BUSINESS

Demonetisation, protectionism cause worry to Indian exporters

The main concerns of India’s exporters, as they brace themselves for yet another tumultuous year in international trade, are the problems locally due to the demonetisation-triggered cash crunch, as well as the rising support for protectionism in Europe and the U.S. owing to the backlash against globalisation.

Goods exports to the U.S. and the European Union nations — that are India’s traditional and main markets for its shipments — had accounted for 16 per cent and 17 per cent respectively of India’s total goods exports of $263 billion in 2015-16. However, in what could hurt India’s exports, the incoming administration in the U.S. is widely expected to announce protectionist policies given President-elect Donald Trump’s statements that America’s manufacturing sector has been severely hit by their policies and trade agreements promoting free-trade. In Europe, the Netherlands, France and Germany are going in for general / presidential elections in 2017, and parties and politicians backing policies that are protectionist and anti-immigration are gaining mileage. Then, there is the negotiation of the terms and conditions of Britain’s exit from the European Union to watch out for. “The outcome of Brexit negotiations and polls in EU countries, especially Germany, will have a bearing on the overall sentiments on global trade. If the EU disintegrates, it will add to the uncertainties in global trade, impacting India’s trade as well,” said Ajay Sahai, director general and chief executive officer, Federation of Indian Export Organisations – the apex body for Indian exporters. Also, if there are more rate hikes by the U.S. Federal Reserve in 2017, it will lead to a flight of capital from emerging market economies (other than India) and weaken their currencies, in turn hitting the competitiveness of India’s exports, he added.

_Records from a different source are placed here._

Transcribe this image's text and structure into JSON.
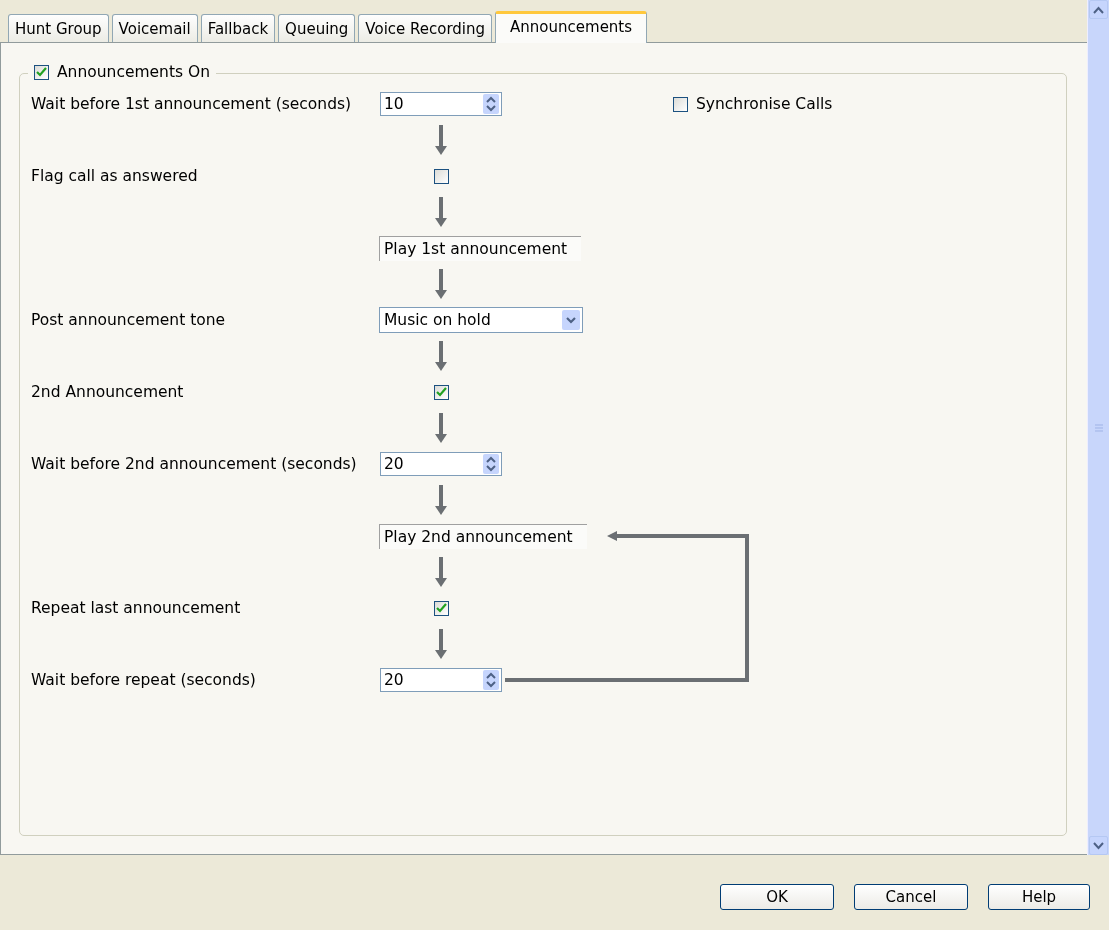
{
  "tabs": [
    {
      "label": "Hunt Group",
      "selected": false
    },
    {
      "label": "Voicemail",
      "selected": false
    },
    {
      "label": "Fallback",
      "selected": false
    },
    {
      "label": "Queuing",
      "selected": false
    },
    {
      "label": "Voice Recording",
      "selected": false
    },
    {
      "label": "Announcements",
      "selected": true
    }
  ],
  "group": {
    "label": "Announcements On",
    "checked": true
  },
  "synchronise_calls": {
    "label": "Synchronise Calls",
    "checked": false
  },
  "steps": [
    {
      "kind": "spin",
      "label": "Wait before 1st announcement (seconds)",
      "value": "10"
    },
    {
      "kind": "check",
      "label": "Flag call as answered",
      "checked": false
    },
    {
      "kind": "action",
      "text": "Play 1st announcement"
    },
    {
      "kind": "dropdown",
      "label": "Post announcement tone",
      "value": "Music on hold"
    },
    {
      "kind": "check",
      "label": "2nd Announcement",
      "checked": true
    },
    {
      "kind": "spin",
      "label": "Wait before 2nd announcement (seconds)",
      "value": "20"
    },
    {
      "kind": "action",
      "text": "Play 2nd announcement"
    },
    {
      "kind": "check",
      "label": "Repeat last announcement",
      "checked": true
    },
    {
      "kind": "spin",
      "label": "Wait before repeat (seconds)",
      "value": "20"
    }
  ],
  "buttons": [
    "OK",
    "Cancel",
    "Help"
  ]
}
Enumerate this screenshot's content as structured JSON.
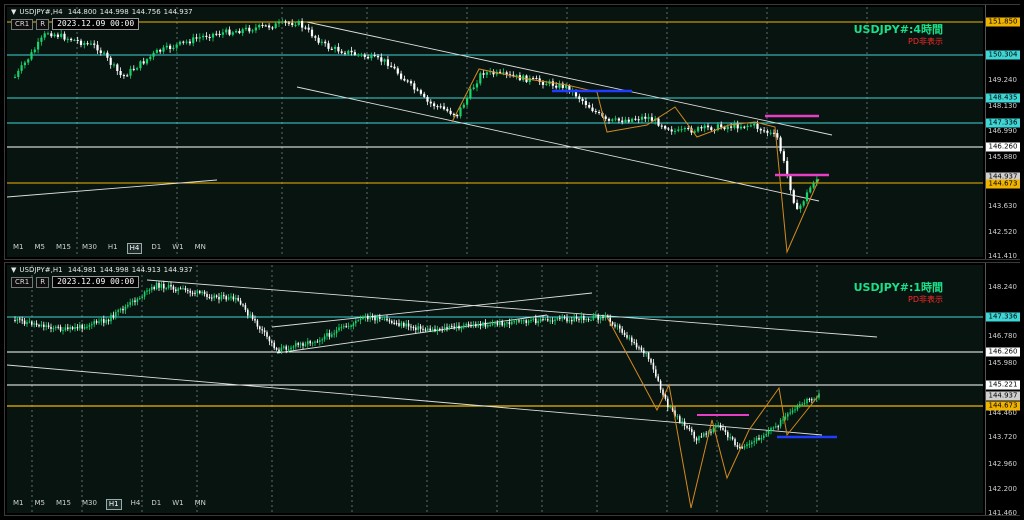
{
  "panels": [
    {
      "symbol": "USDJPY#,H4",
      "ohlc": [
        "144.800",
        "144.998",
        "144.756",
        "144.937"
      ],
      "chart_label": "CR1",
      "r_button": "R",
      "datetime": "2023.12.09 00:00",
      "title": "USDJPY#:4時間",
      "pd_label": "PD非表示",
      "timeframes": [
        "M1",
        "M5",
        "M15",
        "M30",
        "H1",
        "H4",
        "D1",
        "W1",
        "MN"
      ],
      "active_timeframe": "H4",
      "price_axis": [
        "151.850",
        "150.304",
        "149.240",
        "148.435",
        "148.130",
        "147.336",
        "146.990",
        "146.260",
        "145.880",
        "144.937",
        "144.673",
        "143.630",
        "142.520",
        "141.410"
      ],
      "price_labels": [
        {
          "text": "151.850",
          "kind": "orange"
        },
        {
          "text": "150.304",
          "kind": "cyan"
        },
        {
          "text": "148.435",
          "kind": "cyan"
        },
        {
          "text": "147.336",
          "kind": "cyan"
        },
        {
          "text": "146.260",
          "kind": "white"
        },
        {
          "text": "144.937",
          "kind": "gray"
        },
        {
          "text": "144.673",
          "kind": "orange"
        }
      ]
    },
    {
      "symbol": "USDJPY#,H1",
      "ohlc": [
        "144.981",
        "144.998",
        "144.913",
        "144.937"
      ],
      "chart_label": "CR1",
      "r_button": "R",
      "datetime": "2023.12.09 00:00",
      "title": "USDJPY#:1時間",
      "pd_label": "PD非表示",
      "timeframes": [
        "M1",
        "M5",
        "M15",
        "M30",
        "H1",
        "H4",
        "D1",
        "W1",
        "MN"
      ],
      "active_timeframe": "H1",
      "price_axis": [
        "148.240",
        "147.336",
        "146.780",
        "146.260",
        "145.980",
        "145.221",
        "144.937",
        "144.673",
        "144.460",
        "143.720",
        "142.960",
        "142.200",
        "141.460"
      ],
      "price_labels": [
        {
          "text": "147.336",
          "kind": "cyan"
        },
        {
          "text": "146.260",
          "kind": "white"
        },
        {
          "text": "145.221",
          "kind": "white"
        },
        {
          "text": "144.937",
          "kind": "gray"
        },
        {
          "text": "144.673",
          "kind": "orange"
        }
      ]
    }
  ],
  "colors": {
    "bull": "#19d36b",
    "bear": "#ffffff",
    "cyan": "#3fd6d6",
    "orange": "#f0b400",
    "zigzag": "#d4891f",
    "magenta": "#e63fc4",
    "blue": "#1f3cff",
    "title": "#19e089",
    "pd": "#ff2a2a"
  },
  "icons": [
    "dropdown-triangle-icon"
  ]
}
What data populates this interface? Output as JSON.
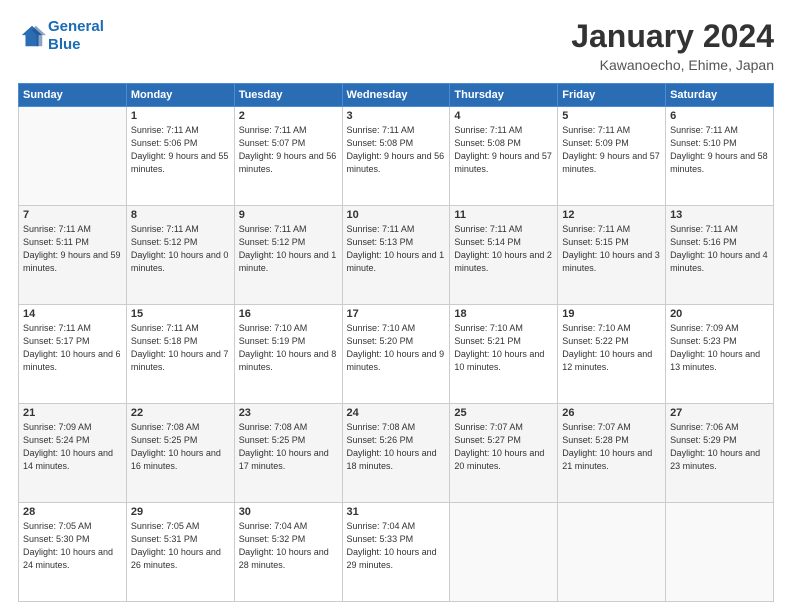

Weak recovery

Plagued by the lingering feeble external demand, India’s goods exports had contracted from December 2014 to May 2016, but then registered positive growth for the first time in 18 months with a 1.97 per cent year-on-year growth in June. However, it immediately fell back into negative growth territory in July and August before recovering to post positive growth from September onwards. The 2.29 per cent growth in November was, however, less than 8.22 per cent growth in October.

Japanese financial major Nomura, in a recent report, had said demonetisation has hit export volumes much more than imports, and that the cash crunch induced by demonetisation has hurt cash-intensive export sectors such as gems & jewellery and textiles. Ashok Rajani, Chairman, Apparel Export Promotion Council, said: “While demonetisation is a step in the right direction, exporters (in the textiles sector that employs many workers on a temporary or seasonal basis) are a troubled lot as of now with several workers finding it difficult to open bank accounts (to get their wages on a non-cash basis).” Pointing out that many migrant workers in Delhi, Tirupur (Tamil Nadu) and Karnataka are returning to their villages, he hoped the government would take measures soon to provide relief. Small and medium firms, including those catering to overseas markets, are facing difficulties in raising working capital with the cash crunch hitting their informal sources of finance. Turning to the scheduled commercial banks for working capital would not only be a difficult proposition given their small size, but would also increase their cost of funds when compared to cheaper funds from informal sources.

While the demonetisation became effective November 9, trade data for the month showed that exports grew at a much slower pace than imports (2.29 per cent growth versus 10.44 per cent) leading to a trade deficit of $13 billion, the highest since $13.08 billion in July 2015. The Centre is slated to hold a meeting with the state governments early January on measures to boost exports and then follow it up soon with a meeting of the Board of Trade (the government-industry body for providing suggestions on trade policy measures). The impact of demonetisation, especially on the labour-intensive export sectors, is likely to top the agenda. The government will also seek a response on whether the $900 billion goods and services export target set to be achieved by 2019-20 will be feasible given the slowdown in global trade, and if the target should be lowered to a more realistic level.

Recommended for you